### Task directions
With nothing left out, repeat every entry exactly.

Element data from apps and pages:
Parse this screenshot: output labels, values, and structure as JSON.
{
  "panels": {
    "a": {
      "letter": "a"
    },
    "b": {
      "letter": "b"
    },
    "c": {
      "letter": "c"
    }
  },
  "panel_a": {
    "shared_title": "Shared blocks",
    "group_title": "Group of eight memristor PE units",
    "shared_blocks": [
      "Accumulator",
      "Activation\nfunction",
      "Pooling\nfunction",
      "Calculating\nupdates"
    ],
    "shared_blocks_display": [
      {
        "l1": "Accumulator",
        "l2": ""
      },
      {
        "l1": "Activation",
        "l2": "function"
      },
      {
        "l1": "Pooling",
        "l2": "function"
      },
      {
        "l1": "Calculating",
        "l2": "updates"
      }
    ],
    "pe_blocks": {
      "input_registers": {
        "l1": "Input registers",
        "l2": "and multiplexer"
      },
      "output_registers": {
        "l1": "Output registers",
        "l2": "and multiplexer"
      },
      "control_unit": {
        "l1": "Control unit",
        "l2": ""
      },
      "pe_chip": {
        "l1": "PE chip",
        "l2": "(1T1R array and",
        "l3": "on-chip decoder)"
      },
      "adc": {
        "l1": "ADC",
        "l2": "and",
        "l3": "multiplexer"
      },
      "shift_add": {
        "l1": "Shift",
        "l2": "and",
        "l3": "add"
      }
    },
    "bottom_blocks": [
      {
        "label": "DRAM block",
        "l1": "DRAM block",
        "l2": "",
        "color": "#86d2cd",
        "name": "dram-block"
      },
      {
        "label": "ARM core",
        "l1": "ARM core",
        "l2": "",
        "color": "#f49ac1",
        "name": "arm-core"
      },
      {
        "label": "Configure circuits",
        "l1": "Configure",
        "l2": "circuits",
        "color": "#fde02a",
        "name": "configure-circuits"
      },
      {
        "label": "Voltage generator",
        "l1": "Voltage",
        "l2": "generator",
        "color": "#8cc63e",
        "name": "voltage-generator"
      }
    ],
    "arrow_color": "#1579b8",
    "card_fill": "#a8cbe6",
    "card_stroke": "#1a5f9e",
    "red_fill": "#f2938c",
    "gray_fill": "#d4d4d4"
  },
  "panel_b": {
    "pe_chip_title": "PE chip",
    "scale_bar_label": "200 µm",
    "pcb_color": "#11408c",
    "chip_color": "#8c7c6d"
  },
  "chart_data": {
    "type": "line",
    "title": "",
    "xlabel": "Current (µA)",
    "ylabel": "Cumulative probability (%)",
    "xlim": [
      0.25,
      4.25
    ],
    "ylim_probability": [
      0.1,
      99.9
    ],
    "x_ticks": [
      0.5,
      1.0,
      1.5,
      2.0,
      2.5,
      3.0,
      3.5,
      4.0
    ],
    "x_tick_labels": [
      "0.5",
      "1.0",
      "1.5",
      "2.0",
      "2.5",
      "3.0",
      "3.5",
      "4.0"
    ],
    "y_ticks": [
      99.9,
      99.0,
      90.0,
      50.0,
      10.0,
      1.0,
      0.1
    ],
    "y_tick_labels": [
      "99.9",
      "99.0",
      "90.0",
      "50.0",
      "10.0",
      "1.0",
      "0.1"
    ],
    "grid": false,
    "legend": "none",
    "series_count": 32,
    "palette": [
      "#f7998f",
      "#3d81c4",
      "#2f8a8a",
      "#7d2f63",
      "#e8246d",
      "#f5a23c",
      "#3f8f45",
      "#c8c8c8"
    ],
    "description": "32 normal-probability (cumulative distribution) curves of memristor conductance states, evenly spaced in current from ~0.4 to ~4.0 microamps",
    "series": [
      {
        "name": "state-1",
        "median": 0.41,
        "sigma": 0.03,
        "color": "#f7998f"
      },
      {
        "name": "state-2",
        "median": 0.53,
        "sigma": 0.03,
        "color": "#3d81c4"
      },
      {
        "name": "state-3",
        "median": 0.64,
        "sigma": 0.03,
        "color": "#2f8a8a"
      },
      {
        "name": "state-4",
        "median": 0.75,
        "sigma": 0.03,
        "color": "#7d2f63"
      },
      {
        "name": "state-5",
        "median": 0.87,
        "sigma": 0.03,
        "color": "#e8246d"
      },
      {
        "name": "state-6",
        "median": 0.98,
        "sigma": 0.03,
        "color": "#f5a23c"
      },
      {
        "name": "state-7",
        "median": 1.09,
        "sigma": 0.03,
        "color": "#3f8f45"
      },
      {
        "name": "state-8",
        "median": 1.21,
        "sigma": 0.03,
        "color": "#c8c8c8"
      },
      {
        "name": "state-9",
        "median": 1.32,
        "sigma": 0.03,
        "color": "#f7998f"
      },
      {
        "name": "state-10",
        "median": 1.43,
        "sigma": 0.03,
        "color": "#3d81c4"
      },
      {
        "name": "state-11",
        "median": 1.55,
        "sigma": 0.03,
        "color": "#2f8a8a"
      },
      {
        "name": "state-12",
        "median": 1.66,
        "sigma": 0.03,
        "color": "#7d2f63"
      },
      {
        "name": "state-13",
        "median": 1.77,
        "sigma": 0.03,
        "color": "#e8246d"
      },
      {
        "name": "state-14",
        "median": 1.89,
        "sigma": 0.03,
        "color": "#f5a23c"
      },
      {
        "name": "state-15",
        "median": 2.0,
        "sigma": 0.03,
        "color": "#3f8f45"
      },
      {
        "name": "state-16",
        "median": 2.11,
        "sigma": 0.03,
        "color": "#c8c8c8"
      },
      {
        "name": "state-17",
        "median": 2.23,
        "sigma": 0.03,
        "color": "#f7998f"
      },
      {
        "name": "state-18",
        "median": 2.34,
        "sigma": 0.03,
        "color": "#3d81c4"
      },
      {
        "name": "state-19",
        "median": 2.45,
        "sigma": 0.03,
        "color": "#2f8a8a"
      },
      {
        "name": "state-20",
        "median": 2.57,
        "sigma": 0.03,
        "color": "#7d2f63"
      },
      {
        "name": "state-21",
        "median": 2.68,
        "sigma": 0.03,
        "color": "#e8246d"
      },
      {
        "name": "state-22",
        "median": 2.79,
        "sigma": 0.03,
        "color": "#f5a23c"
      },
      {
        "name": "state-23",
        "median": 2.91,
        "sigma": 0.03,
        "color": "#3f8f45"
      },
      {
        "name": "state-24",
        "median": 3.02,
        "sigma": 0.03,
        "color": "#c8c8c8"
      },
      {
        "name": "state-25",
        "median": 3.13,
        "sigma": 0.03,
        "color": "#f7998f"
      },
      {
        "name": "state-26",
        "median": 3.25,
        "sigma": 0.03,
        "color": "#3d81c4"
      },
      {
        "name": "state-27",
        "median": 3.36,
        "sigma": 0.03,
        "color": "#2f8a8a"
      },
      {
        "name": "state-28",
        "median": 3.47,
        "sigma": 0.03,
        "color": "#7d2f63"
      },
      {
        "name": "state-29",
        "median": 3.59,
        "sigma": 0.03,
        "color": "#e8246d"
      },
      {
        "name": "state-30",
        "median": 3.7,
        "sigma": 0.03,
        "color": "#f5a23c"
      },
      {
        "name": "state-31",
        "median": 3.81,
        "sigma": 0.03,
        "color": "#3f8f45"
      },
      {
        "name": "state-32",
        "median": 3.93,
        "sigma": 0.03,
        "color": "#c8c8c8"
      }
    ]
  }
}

### Response below
Parse this screenshot: output labels, values, and structure as JSON.
{
  "panels": {
    "a": {
      "letter": "a"
    },
    "b": {
      "letter": "b"
    },
    "c": {
      "letter": "c"
    }
  },
  "panel_a": {
    "shared_title": "Shared blocks",
    "group_title": "Group of eight memristor PE units",
    "shared_blocks": [
      "Accumulator",
      "Activation\nfunction",
      "Pooling\nfunction",
      "Calculating\nupdates"
    ],
    "shared_blocks_display": [
      {
        "l1": "Accumulator",
        "l2": ""
      },
      {
        "l1": "Activation",
        "l2": "function"
      },
      {
        "l1": "Pooling",
        "l2": "function"
      },
      {
        "l1": "Calculating",
        "l2": "updates"
      }
    ],
    "pe_blocks": {
      "input_registers": {
        "l1": "Input registers",
        "l2": "and multiplexer"
      },
      "output_registers": {
        "l1": "Output registers",
        "l2": "and multiplexer"
      },
      "control_unit": {
        "l1": "Control unit",
        "l2": ""
      },
      "pe_chip": {
        "l1": "PE chip",
        "l2": "(1T1R array and",
        "l3": "on-chip decoder)"
      },
      "adc": {
        "l1": "ADC",
        "l2": "and",
        "l3": "multiplexer"
      },
      "shift_add": {
        "l1": "Shift",
        "l2": "and",
        "l3": "add"
      }
    },
    "bottom_blocks": [
      {
        "label": "DRAM block",
        "l1": "DRAM block",
        "l2": "",
        "color": "#86d2cd",
        "name": "dram-block"
      },
      {
        "label": "ARM core",
        "l1": "ARM core",
        "l2": "",
        "color": "#f49ac1",
        "name": "arm-core"
      },
      {
        "label": "Configure circuits",
        "l1": "Configure",
        "l2": "circuits",
        "color": "#fde02a",
        "name": "configure-circuits"
      },
      {
        "label": "Voltage generator",
        "l1": "Voltage",
        "l2": "generator",
        "color": "#8cc63e",
        "name": "voltage-generator"
      }
    ],
    "arrow_color": "#1579b8",
    "card_fill": "#a8cbe6",
    "card_stroke": "#1a5f9e",
    "red_fill": "#f2938c",
    "gray_fill": "#d4d4d4"
  },
  "panel_b": {
    "pe_chip_title": "PE chip",
    "scale_bar_label": "200 µm",
    "pcb_color": "#11408c",
    "chip_color": "#8c7c6d"
  },
  "chart_data": {
    "type": "line",
    "title": "",
    "xlabel": "Current (µA)",
    "ylabel": "Cumulative probability (%)",
    "xlim": [
      0.25,
      4.25
    ],
    "ylim_probability": [
      0.1,
      99.9
    ],
    "x_ticks": [
      0.5,
      1.0,
      1.5,
      2.0,
      2.5,
      3.0,
      3.5,
      4.0
    ],
    "x_tick_labels": [
      "0.5",
      "1.0",
      "1.5",
      "2.0",
      "2.5",
      "3.0",
      "3.5",
      "4.0"
    ],
    "y_ticks": [
      99.9,
      99.0,
      90.0,
      50.0,
      10.0,
      1.0,
      0.1
    ],
    "y_tick_labels": [
      "99.9",
      "99.0",
      "90.0",
      "50.0",
      "10.0",
      "1.0",
      "0.1"
    ],
    "grid": false,
    "legend": "none",
    "series_count": 32,
    "palette": [
      "#f7998f",
      "#3d81c4",
      "#2f8a8a",
      "#7d2f63",
      "#e8246d",
      "#f5a23c",
      "#3f8f45",
      "#c8c8c8"
    ],
    "description": "32 normal-probability (cumulative distribution) curves of memristor conductance states, evenly spaced in current from ~0.4 to ~4.0 microamps",
    "series": [
      {
        "name": "state-1",
        "median": 0.41,
        "sigma": 0.03,
        "color": "#f7998f"
      },
      {
        "name": "state-2",
        "median": 0.53,
        "sigma": 0.03,
        "color": "#3d81c4"
      },
      {
        "name": "state-3",
        "median": 0.64,
        "sigma": 0.03,
        "color": "#2f8a8a"
      },
      {
        "name": "state-4",
        "median": 0.75,
        "sigma": 0.03,
        "color": "#7d2f63"
      },
      {
        "name": "state-5",
        "median": 0.87,
        "sigma": 0.03,
        "color": "#e8246d"
      },
      {
        "name": "state-6",
        "median": 0.98,
        "sigma": 0.03,
        "color": "#f5a23c"
      },
      {
        "name": "state-7",
        "median": 1.09,
        "sigma": 0.03,
        "color": "#3f8f45"
      },
      {
        "name": "state-8",
        "median": 1.21,
        "sigma": 0.03,
        "color": "#c8c8c8"
      },
      {
        "name": "state-9",
        "median": 1.32,
        "sigma": 0.03,
        "color": "#f7998f"
      },
      {
        "name": "state-10",
        "median": 1.43,
        "sigma": 0.03,
        "color": "#3d81c4"
      },
      {
        "name": "state-11",
        "median": 1.55,
        "sigma": 0.03,
        "color": "#2f8a8a"
      },
      {
        "name": "state-12",
        "median": 1.66,
        "sigma": 0.03,
        "color": "#7d2f63"
      },
      {
        "name": "state-13",
        "median": 1.77,
        "sigma": 0.03,
        "color": "#e8246d"
      },
      {
        "name": "state-14",
        "median": 1.89,
        "sigma": 0.03,
        "color": "#f5a23c"
      },
      {
        "name": "state-15",
        "median": 2.0,
        "sigma": 0.03,
        "color": "#3f8f45"
      },
      {
        "name": "state-16",
        "median": 2.11,
        "sigma": 0.03,
        "color": "#c8c8c8"
      },
      {
        "name": "state-17",
        "median": 2.23,
        "sigma": 0.03,
        "color": "#f7998f"
      },
      {
        "name": "state-18",
        "median": 2.34,
        "sigma": 0.03,
        "color": "#3d81c4"
      },
      {
        "name": "state-19",
        "median": 2.45,
        "sigma": 0.03,
        "color": "#2f8a8a"
      },
      {
        "name": "state-20",
        "median": 2.57,
        "sigma": 0.03,
        "color": "#7d2f63"
      },
      {
        "name": "state-21",
        "median": 2.68,
        "sigma": 0.03,
        "color": "#e8246d"
      },
      {
        "name": "state-22",
        "median": 2.79,
        "sigma": 0.03,
        "color": "#f5a23c"
      },
      {
        "name": "state-23",
        "median": 2.91,
        "sigma": 0.03,
        "color": "#3f8f45"
      },
      {
        "name": "state-24",
        "median": 3.02,
        "sigma": 0.03,
        "color": "#c8c8c8"
      },
      {
        "name": "state-25",
        "median": 3.13,
        "sigma": 0.03,
        "color": "#f7998f"
      },
      {
        "name": "state-26",
        "median": 3.25,
        "sigma": 0.03,
        "color": "#3d81c4"
      },
      {
        "name": "state-27",
        "median": 3.36,
        "sigma": 0.03,
        "color": "#2f8a8a"
      },
      {
        "name": "state-28",
        "median": 3.47,
        "sigma": 0.03,
        "color": "#7d2f63"
      },
      {
        "name": "state-29",
        "median": 3.59,
        "sigma": 0.03,
        "color": "#e8246d"
      },
      {
        "name": "state-30",
        "median": 3.7,
        "sigma": 0.03,
        "color": "#f5a23c"
      },
      {
        "name": "state-31",
        "median": 3.81,
        "sigma": 0.03,
        "color": "#3f8f45"
      },
      {
        "name": "state-32",
        "median": 3.93,
        "sigma": 0.03,
        "color": "#c8c8c8"
      }
    ]
  }
}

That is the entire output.